## [EXERCISE OBJECTIVE]
Once you have read the entries, copy all of them exactly.

## [Data extracted from a collection]
------------------------
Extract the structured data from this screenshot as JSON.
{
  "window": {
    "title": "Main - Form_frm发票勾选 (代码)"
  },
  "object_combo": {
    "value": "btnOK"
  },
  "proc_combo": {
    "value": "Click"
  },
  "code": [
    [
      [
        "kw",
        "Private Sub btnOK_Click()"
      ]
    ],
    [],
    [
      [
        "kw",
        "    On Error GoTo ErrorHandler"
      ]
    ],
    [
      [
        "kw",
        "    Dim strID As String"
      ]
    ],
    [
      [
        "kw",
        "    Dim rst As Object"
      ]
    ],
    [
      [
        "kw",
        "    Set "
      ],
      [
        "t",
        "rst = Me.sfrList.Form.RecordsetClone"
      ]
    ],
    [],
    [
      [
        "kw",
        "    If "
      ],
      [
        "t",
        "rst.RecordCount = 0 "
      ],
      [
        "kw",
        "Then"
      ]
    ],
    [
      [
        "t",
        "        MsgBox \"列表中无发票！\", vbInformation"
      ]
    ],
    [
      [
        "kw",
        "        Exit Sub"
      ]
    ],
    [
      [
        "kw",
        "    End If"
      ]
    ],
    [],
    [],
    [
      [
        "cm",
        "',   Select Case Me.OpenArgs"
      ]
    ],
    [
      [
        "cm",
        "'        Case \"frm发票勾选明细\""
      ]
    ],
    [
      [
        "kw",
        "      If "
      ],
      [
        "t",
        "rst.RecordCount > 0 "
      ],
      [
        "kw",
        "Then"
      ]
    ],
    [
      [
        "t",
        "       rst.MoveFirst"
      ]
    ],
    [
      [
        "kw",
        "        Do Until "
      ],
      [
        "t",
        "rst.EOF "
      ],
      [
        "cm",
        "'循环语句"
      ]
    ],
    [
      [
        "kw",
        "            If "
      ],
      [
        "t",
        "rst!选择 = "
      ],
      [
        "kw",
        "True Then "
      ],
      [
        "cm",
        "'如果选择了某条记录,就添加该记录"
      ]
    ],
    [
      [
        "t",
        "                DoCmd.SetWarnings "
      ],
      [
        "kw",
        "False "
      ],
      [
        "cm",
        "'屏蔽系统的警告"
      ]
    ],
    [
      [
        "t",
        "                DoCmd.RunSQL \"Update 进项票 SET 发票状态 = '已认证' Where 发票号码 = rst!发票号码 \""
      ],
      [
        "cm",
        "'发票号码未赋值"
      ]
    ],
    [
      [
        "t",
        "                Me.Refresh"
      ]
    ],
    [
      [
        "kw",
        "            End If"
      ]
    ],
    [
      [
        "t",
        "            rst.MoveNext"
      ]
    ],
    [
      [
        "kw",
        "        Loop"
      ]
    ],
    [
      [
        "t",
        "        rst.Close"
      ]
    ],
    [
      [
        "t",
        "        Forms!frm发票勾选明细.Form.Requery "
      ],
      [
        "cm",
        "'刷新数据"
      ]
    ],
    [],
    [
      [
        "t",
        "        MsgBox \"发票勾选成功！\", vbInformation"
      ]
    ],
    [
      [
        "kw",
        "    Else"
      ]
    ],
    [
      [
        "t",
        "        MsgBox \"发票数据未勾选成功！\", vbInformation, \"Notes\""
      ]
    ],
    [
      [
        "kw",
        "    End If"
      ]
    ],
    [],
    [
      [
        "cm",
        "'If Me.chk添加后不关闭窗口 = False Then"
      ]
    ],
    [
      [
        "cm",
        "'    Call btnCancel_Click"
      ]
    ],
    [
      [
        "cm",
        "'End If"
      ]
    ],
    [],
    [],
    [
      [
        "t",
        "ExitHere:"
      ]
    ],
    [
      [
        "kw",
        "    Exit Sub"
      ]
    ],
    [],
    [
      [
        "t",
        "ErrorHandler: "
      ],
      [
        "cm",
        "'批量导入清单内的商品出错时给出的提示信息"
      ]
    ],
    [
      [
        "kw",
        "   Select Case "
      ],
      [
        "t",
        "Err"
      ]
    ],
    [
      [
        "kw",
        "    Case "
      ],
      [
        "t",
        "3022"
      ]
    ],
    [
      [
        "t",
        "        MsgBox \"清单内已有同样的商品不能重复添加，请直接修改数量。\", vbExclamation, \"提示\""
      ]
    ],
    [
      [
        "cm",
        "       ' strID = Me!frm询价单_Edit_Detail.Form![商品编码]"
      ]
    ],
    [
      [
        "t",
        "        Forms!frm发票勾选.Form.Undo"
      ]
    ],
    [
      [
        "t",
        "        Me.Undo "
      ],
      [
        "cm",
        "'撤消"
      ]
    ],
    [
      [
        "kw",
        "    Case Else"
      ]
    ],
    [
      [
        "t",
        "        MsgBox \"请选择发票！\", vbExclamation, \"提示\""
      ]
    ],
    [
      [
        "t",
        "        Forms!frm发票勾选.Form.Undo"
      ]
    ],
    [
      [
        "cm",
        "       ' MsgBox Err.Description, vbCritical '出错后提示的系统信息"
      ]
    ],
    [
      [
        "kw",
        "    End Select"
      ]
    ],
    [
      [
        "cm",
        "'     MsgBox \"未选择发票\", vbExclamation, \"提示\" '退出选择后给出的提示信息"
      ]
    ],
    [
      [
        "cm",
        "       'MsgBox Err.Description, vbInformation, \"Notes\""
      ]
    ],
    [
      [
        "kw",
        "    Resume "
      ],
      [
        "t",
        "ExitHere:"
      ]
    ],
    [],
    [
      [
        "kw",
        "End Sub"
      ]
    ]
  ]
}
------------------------
## [TASK OUTPUT]
Extract the structured data from this screenshot as JSON.
{
  "window": {
    "title": "Main - Form_frm发票勾选 (代码)"
  },
  "object_combo": {
    "value": "btnOK"
  },
  "proc_combo": {
    "value": "Click"
  },
  "code": [
    [
      [
        "kw",
        "Private Sub btnOK_Click()"
      ]
    ],
    [],
    [
      [
        "kw",
        "    On Error GoTo ErrorHandler"
      ]
    ],
    [
      [
        "kw",
        "    Dim strID As String"
      ]
    ],
    [
      [
        "kw",
        "    Dim rst As Object"
      ]
    ],
    [
      [
        "kw",
        "    Set "
      ],
      [
        "t",
        "rst = Me.sfrList.Form.RecordsetClone"
      ]
    ],
    [],
    [
      [
        "kw",
        "    If "
      ],
      [
        "t",
        "rst.RecordCount = 0 "
      ],
      [
        "kw",
        "Then"
      ]
    ],
    [
      [
        "t",
        "        MsgBox \"列表中无发票！\", vbInformation"
      ]
    ],
    [
      [
        "kw",
        "        Exit Sub"
      ]
    ],
    [
      [
        "kw",
        "    End If"
      ]
    ],
    [],
    [],
    [
      [
        "cm",
        "',   Select Case Me.OpenArgs"
      ]
    ],
    [
      [
        "cm",
        "'        Case \"frm发票勾选明细\""
      ]
    ],
    [
      [
        "kw",
        "      If "
      ],
      [
        "t",
        "rst.RecordCount > 0 "
      ],
      [
        "kw",
        "Then"
      ]
    ],
    [
      [
        "t",
        "       rst.MoveFirst"
      ]
    ],
    [
      [
        "kw",
        "        Do Until "
      ],
      [
        "t",
        "rst.EOF "
      ],
      [
        "cm",
        "'循环语句"
      ]
    ],
    [
      [
        "kw",
        "            If "
      ],
      [
        "t",
        "rst!选择 = "
      ],
      [
        "kw",
        "True Then "
      ],
      [
        "cm",
        "'如果选择了某条记录,就添加该记录"
      ]
    ],
    [
      [
        "t",
        "                DoCmd.SetWarnings "
      ],
      [
        "kw",
        "False "
      ],
      [
        "cm",
        "'屏蔽系统的警告"
      ]
    ],
    [
      [
        "t",
        "                DoCmd.RunSQL \"Update 进项票 SET 发票状态 = '已认证' Where 发票号码 = rst!发票号码 \""
      ],
      [
        "cm",
        "'发票号码未赋值"
      ]
    ],
    [
      [
        "t",
        "                Me.Refresh"
      ]
    ],
    [
      [
        "kw",
        "            End If"
      ]
    ],
    [
      [
        "t",
        "            rst.MoveNext"
      ]
    ],
    [
      [
        "kw",
        "        Loop"
      ]
    ],
    [
      [
        "t",
        "        rst.Close"
      ]
    ],
    [
      [
        "t",
        "        Forms!frm发票勾选明细.Form.Requery "
      ],
      [
        "cm",
        "'刷新数据"
      ]
    ],
    [],
    [
      [
        "t",
        "        MsgBox \"发票勾选成功！\", vbInformation"
      ]
    ],
    [
      [
        "kw",
        "    Else"
      ]
    ],
    [
      [
        "t",
        "        MsgBox \"发票数据未勾选成功！\", vbInformation, \"Notes\""
      ]
    ],
    [
      [
        "kw",
        "    End If"
      ]
    ],
    [],
    [
      [
        "cm",
        "'If Me.chk添加后不关闭窗口 = False Then"
      ]
    ],
    [
      [
        "cm",
        "'    Call btnCancel_Click"
      ]
    ],
    [
      [
        "cm",
        "'End If"
      ]
    ],
    [],
    [],
    [
      [
        "t",
        "ExitHere:"
      ]
    ],
    [
      [
        "kw",
        "    Exit Sub"
      ]
    ],
    [],
    [
      [
        "t",
        "ErrorHandler: "
      ],
      [
        "cm",
        "'批量导入清单内的商品出错时给出的提示信息"
      ]
    ],
    [
      [
        "kw",
        "   Select Case "
      ],
      [
        "t",
        "Err"
      ]
    ],
    [
      [
        "kw",
        "    Case "
      ],
      [
        "t",
        "3022"
      ]
    ],
    [
      [
        "t",
        "        MsgBox \"清单内已有同样的商品不能重复添加，请直接修改数量。\", vbExclamation, \"提示\""
      ]
    ],
    [
      [
        "cm",
        "       ' strID = Me!frm询价单_Edit_Detail.Form![商品编码]"
      ]
    ],
    [
      [
        "t",
        "        Forms!frm发票勾选.Form.Undo"
      ]
    ],
    [
      [
        "t",
        "        Me.Undo "
      ],
      [
        "cm",
        "'撤消"
      ]
    ],
    [
      [
        "kw",
        "    Case Else"
      ]
    ],
    [
      [
        "t",
        "        MsgBox \"请选择发票！\", vbExclamation, \"提示\""
      ]
    ],
    [
      [
        "t",
        "        Forms!frm发票勾选.Form.Undo"
      ]
    ],
    [
      [
        "cm",
        "       ' MsgBox Err.Description, vbCritical '出错后提示的系统信息"
      ]
    ],
    [
      [
        "kw",
        "    End Select"
      ]
    ],
    [
      [
        "cm",
        "'     MsgBox \"未选择发票\", vbExclamation, \"提示\" '退出选择后给出的提示信息"
      ]
    ],
    [
      [
        "cm",
        "       'MsgBox Err.Description, vbInformation, \"Notes\""
      ]
    ],
    [
      [
        "kw",
        "    Resume "
      ],
      [
        "t",
        "ExitHere:"
      ]
    ],
    [],
    [
      [
        "kw",
        "End Sub"
      ]
    ]
  ]
}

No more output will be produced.